Learn the history of Baker Island from the locals, lightkeepers, rusticators, schoolteachers who lived on the island and their descendants in this first history of Baker Island, “Images of America: Baker Island.” Cornelia Cesari, the author of the book, as well as a part-time resident of Baker Island, will be at the Jesup Memorial Library on Wednesday, June 20 at 6:30 p.m. for the launch of the book.
The book covers the history of Baker Island, from its settlement in 1806, its use by the U.S. Government as a location for a lighthouse as well as a Signal Service facility, to its popularity with rusticators, to its decline and subsequent revival. Baker Island’s population peaked at two dozen people but these 123 acres, mostly part of Acadia National Park, are special to many people. Cesari says she wrote her book because there was not a history of Baker Island, “The truth is, I wrote the book because I wanted to read it, but it didn't exist. So I had to write it first.”
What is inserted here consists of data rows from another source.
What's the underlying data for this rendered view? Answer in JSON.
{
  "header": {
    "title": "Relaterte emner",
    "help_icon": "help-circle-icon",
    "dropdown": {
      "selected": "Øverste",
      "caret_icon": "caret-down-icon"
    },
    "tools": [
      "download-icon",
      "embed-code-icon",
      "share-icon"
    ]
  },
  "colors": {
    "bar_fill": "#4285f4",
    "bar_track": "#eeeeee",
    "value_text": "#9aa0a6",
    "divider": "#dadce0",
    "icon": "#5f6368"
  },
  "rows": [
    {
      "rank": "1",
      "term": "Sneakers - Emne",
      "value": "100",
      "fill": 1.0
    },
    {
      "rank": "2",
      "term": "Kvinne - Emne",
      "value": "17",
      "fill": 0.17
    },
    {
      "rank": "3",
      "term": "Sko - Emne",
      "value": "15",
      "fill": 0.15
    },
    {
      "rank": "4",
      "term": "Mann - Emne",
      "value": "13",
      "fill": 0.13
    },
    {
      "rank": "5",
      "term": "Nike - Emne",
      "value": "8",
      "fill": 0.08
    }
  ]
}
Cesari is the president of the board of the Keepers of Baker Island, which is an organization whose mission is to preserve, protect, and promote stewardship of Baker Island's natural and cultural resources, for the enjoyment, education and inspiration of visitors, now and in the future. She splits her time between Baker Island and Vermont.
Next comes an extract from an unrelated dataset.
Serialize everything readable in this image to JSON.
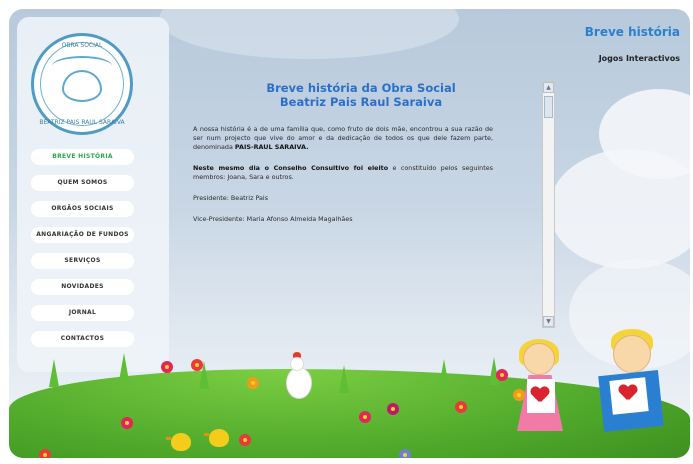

Books will be on sale that night courtesy of co-sponsor Sherman’s Books and the talk is co-sponsored by Bar Harbor Bank & Trust. There will be a reception before the talk. For more information contact the Jesup at 207-288-4245 or firstname.lastname@example.org.